◆ **TASK INSTRUCTIONS**
From the records that follow, copy every line in which "void" appears.

◆ **DATA SUPPLIED**
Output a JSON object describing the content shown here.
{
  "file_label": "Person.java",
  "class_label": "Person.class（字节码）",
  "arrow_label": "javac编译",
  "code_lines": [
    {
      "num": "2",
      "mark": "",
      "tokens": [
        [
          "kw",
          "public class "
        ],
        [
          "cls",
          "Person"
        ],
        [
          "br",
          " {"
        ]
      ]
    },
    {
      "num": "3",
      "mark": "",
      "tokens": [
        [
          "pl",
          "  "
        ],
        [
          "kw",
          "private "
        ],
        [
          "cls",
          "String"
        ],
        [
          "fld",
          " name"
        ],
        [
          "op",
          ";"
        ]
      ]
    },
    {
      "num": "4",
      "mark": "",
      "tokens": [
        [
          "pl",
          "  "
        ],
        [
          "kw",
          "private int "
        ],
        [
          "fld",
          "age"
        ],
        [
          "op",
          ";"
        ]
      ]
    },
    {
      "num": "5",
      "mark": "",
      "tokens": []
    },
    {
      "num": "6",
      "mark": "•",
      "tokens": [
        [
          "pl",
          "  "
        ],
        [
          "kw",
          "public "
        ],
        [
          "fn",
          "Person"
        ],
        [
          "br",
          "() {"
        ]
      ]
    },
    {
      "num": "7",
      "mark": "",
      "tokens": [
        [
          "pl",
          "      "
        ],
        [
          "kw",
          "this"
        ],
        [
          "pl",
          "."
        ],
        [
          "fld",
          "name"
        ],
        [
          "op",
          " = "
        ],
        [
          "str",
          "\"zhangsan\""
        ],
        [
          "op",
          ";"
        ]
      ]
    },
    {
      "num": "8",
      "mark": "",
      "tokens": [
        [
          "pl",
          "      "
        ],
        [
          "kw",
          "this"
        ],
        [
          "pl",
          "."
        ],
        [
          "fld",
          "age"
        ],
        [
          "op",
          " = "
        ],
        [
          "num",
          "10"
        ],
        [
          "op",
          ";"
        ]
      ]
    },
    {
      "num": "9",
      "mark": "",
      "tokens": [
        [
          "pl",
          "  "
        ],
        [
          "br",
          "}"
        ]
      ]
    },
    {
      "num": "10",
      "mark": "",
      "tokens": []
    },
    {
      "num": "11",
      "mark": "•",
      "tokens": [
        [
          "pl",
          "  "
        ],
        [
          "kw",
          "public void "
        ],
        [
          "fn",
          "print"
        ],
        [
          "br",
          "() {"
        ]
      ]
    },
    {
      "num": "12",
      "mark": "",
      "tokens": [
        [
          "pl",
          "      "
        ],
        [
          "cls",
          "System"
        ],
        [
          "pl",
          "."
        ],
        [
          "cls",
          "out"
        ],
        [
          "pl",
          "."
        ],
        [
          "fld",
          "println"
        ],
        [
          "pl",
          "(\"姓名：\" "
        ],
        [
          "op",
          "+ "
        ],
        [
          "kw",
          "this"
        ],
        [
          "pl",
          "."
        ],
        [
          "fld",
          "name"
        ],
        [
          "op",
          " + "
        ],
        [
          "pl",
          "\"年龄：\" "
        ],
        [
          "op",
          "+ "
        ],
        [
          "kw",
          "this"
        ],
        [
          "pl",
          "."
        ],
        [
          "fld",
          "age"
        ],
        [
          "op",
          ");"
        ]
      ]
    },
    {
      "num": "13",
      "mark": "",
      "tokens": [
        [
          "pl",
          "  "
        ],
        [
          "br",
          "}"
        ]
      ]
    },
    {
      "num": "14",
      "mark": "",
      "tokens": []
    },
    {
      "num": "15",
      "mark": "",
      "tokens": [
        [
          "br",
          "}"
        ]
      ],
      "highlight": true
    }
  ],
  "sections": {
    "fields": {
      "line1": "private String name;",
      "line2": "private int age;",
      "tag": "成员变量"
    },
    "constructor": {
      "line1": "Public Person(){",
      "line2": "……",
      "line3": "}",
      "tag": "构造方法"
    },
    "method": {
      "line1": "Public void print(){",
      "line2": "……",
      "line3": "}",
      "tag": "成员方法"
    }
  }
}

◆ **RESULT OF THE TASK**
          "public void "
      "line1": "Public void print(){",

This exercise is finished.